Aim of the exercise:
Going through the entries below, tally the lines that hold the word "PSSCIVE" and state the result alone.

Provided entries:
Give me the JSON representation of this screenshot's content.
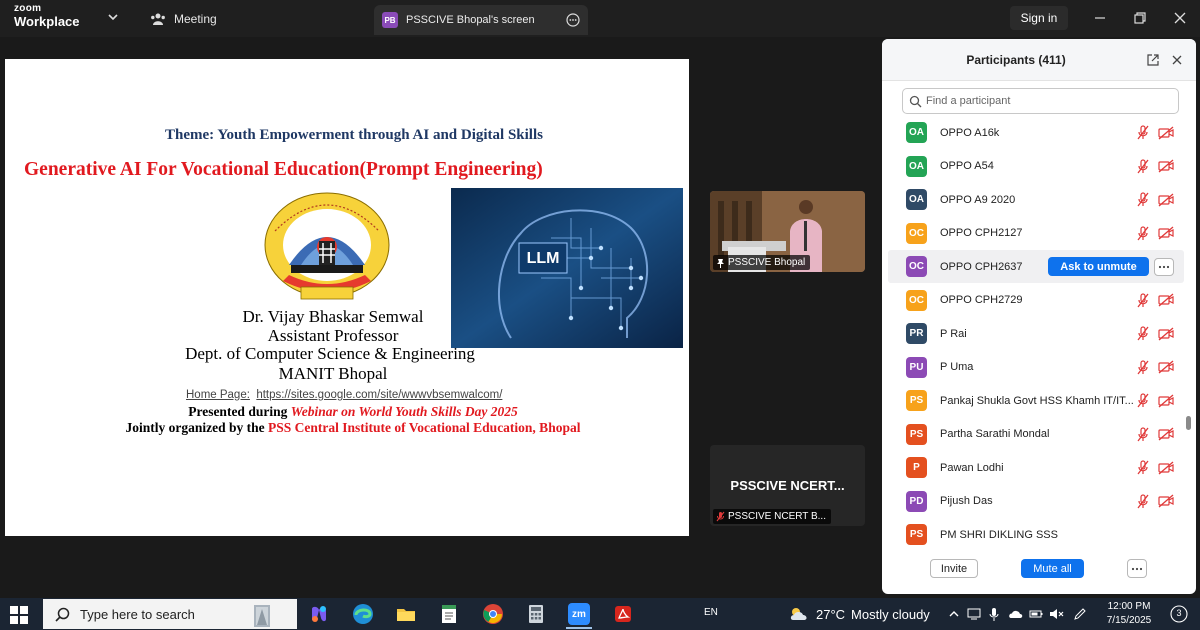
{
  "app": {
    "brand_small": "zoom",
    "brand_big": "Workplace",
    "meeting_tab": "Meeting",
    "share_badge": "PB",
    "share_tab": "PSSCIVE Bhopal's screen",
    "signin": "Sign in"
  },
  "slide": {
    "theme": "Theme: Youth Empowerment through AI and Digital Skills",
    "title": "Generative AI For Vocational Education(Prompt Engineering)",
    "image_label": "LLM",
    "name": "Dr. Vijay Bhaskar Semwal",
    "role": "Assistant Professor",
    "dept": "Dept. of Computer Science & Engineering",
    "inst": "MANIT Bhopal",
    "homepage_label": "Home Page:",
    "homepage_url": "https://sites.google.com/site/wwwvbsemwalcom/",
    "presented_prefix": "Presented during ",
    "presented_event": "Webinar on World Youth Skills Day 2025",
    "jointly_prefix": "Jointly organized by the ",
    "jointly_org": "PSS Central Institute of Vocational Education, Bhopal"
  },
  "video": {
    "tile1_label": "PSSCIVE Bhopal",
    "tile2_name": "PSSCIVE  NCERT...",
    "tile2_label": "PSSCIVE NCERT B..."
  },
  "participants": {
    "title": "Participants (411)",
    "search_placeholder": "Find a participant",
    "ask_to_unmute": "Ask to unmute",
    "list": [
      {
        "initials": "OA",
        "name": "OPPO A16k",
        "color": "#23a455"
      },
      {
        "initials": "OA",
        "name": "OPPO A54",
        "color": "#23a455"
      },
      {
        "initials": "OA",
        "name": "OPPO A9 2020",
        "color": "#2f4a66"
      },
      {
        "initials": "OC",
        "name": "OPPO CPH2127",
        "color": "#f7a21b"
      },
      {
        "initials": "OC",
        "name": "OPPO CPH2637",
        "color": "#8c4ab5"
      },
      {
        "initials": "OC",
        "name": "OPPO CPH2729",
        "color": "#f7a21b"
      },
      {
        "initials": "PR",
        "name": "P Rai",
        "color": "#2f4a66"
      },
      {
        "initials": "PU",
        "name": "P Uma",
        "color": "#8c4ab5"
      },
      {
        "initials": "PS",
        "name": "Pankaj Shukla Govt HSS Khamh IT/IT...",
        "color": "#f7a21b"
      },
      {
        "initials": "PS",
        "name": "Partha Sarathi Mondal",
        "color": "#e4501f"
      },
      {
        "initials": "P",
        "name": "Pawan Lodhi",
        "color": "#e4501f"
      },
      {
        "initials": "PD",
        "name": "Pijush Das",
        "color": "#8c4ab5"
      },
      {
        "initials": "PS",
        "name": "PM SHRI DIKLING SSS",
        "color": "#e4501f"
      }
    ],
    "invite": "Invite",
    "mute_all": "Mute all"
  },
  "taskbar": {
    "search_placeholder": "Type here to search",
    "zoom_icon_text": "zm",
    "lang": "EN",
    "weather_temp": "27°C",
    "weather_desc": "Mostly cloudy",
    "time": "12:00 PM",
    "date": "7/15/2025",
    "notif_count": "3"
  }
}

Output of the task:
4